In the examples that Isaiah uses such as the wolf (who is by nature predatory), he contrasts with the lamb (who is non-aggressive), or the calf and the lion, again non-predatory verses the predatory, and all these will be lead by a child, not an adult, symbolizing innocence over calculating adults.  What is the message being given here?  Is it truly possible that the predatory nature that seems to terrorize the world can actually be altered to a point that there can be harmony, peace, and equanimity for all?  Is it truly possible, or are people like Isaiah just blowing smoke about a world that is only a daydream?

The world is mourning the passing of Nelson Mandela, one of the world’s most loved men.  Loved because he strove to enrich the world that Isaiah dreamed about.  Mr. Mandela helped the world understand that peaceful change could happen.  Mr. Mandela taught the world that the possibility of the wolf laying down with the lamb is possible, but at a price.  The price is the ability to let go of the Lord Voldemort’s value system of power.  Under Mr. Mandela’s Presidency the world saw for the first time an experiment in forgiveness as a stepping stone to peace between two races through the “Truth and Reconciliation Commission.”  For this experiment to have worked both sides of South Africa had to let go of the age old standard of “an eye for an eye” and “a tooth for a tooth” mentality.  I would like to share several of Nelson Mandela’s most favorite quotes as examples of “letting go”: 

1)   “For to be free is not merely to cast off one’s chains, but to live in a way that respects and enhances the freedom of others.”

2)   “A good leader can engage in a debate frankly and thoroughly, knowing that at the end he and the other side must be closer, and thus emerge stronger. You don’t have that idea when you are arrogant, superficial, and uninformed.”

3)   “Hope is a powerful weapon, and (one) no one power on earth can deprive you of.”

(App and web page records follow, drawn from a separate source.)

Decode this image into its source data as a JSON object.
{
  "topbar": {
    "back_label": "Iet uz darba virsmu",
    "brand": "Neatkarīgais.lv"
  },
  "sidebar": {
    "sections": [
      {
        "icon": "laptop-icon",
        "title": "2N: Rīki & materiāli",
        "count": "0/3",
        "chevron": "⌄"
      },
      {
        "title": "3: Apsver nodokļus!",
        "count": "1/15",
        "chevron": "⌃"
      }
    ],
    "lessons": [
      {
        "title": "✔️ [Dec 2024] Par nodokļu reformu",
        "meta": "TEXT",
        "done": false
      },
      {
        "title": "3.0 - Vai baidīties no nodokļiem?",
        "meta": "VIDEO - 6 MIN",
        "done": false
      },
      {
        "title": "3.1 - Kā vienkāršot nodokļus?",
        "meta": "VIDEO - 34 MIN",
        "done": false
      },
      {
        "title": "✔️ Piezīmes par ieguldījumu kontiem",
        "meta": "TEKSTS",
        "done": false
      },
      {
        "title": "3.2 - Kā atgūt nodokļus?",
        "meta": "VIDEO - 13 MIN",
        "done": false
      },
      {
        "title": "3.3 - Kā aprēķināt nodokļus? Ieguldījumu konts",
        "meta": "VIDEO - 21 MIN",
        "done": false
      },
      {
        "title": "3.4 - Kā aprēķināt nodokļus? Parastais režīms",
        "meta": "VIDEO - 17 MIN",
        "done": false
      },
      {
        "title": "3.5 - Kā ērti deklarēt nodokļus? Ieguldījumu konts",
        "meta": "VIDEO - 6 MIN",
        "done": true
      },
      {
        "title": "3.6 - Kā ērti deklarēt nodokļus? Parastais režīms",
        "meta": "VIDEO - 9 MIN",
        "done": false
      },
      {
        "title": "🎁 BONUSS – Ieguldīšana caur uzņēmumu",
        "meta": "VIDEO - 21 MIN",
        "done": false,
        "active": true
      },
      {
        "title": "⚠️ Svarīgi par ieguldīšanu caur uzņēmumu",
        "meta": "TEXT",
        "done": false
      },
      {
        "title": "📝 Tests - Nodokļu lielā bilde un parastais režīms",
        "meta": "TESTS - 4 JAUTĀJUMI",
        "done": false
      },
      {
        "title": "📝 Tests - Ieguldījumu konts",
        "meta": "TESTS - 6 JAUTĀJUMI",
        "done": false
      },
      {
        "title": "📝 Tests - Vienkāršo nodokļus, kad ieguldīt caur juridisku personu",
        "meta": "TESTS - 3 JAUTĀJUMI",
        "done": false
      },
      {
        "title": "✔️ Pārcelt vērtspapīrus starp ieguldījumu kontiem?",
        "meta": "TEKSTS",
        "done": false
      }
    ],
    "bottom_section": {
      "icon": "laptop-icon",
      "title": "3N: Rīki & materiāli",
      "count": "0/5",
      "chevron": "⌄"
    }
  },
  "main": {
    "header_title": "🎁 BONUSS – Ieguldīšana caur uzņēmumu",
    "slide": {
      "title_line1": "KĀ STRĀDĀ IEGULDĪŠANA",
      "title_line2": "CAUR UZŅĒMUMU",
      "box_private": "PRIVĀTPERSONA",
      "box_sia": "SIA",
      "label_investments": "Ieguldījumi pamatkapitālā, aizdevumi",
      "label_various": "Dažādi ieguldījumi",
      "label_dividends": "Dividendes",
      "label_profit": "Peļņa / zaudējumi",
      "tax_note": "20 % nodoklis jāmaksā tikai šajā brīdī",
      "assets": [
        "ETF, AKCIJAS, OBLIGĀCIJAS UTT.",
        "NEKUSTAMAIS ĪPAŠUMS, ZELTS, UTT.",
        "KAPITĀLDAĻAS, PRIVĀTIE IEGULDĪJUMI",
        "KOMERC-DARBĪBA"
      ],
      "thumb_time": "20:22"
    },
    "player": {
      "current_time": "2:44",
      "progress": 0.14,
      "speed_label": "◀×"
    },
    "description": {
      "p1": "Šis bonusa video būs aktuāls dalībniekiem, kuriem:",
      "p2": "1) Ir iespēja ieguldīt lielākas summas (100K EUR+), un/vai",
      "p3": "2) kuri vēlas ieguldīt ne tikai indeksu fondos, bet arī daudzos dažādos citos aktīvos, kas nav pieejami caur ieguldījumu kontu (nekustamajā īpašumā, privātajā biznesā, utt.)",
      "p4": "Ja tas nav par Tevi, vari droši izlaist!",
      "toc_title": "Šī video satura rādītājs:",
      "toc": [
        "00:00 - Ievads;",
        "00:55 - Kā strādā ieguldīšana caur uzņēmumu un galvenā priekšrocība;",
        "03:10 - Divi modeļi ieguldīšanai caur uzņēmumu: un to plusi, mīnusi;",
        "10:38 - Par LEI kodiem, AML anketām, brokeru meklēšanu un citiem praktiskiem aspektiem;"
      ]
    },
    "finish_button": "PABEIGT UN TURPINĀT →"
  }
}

I love how JK Rowlings translates the Dark Lords desires as being held within Horcrux’s as a way of protecting his hate filled desires.  Each one of those Horcrux’s had to be destroyed so that Voldemort himself could be defeated thus restoring life to the way it was originally intended to be lived – that of peace and harmony.  In this Advent season, we need to prepare for the joy that comes with being in the presence of God.  Each of us hold basic horcrux’s that prevent the world that Isaiah speaks about, a world of wisdom, peace, and justice that is based on the knowledge of God.  We know that God exists, but what needs to be let go so that the vision of Isaiah and the vision of a child who was born in Bethlehem might truly be realized?  The Voldemort’s of this world tell us we are dreaming about Isaiah’s world, but the word of God tells us it is already happening, we have seen it at work in South Africa.  We are that branch from Jesses stump, we are capable of being the branch that bears fruit!  Amen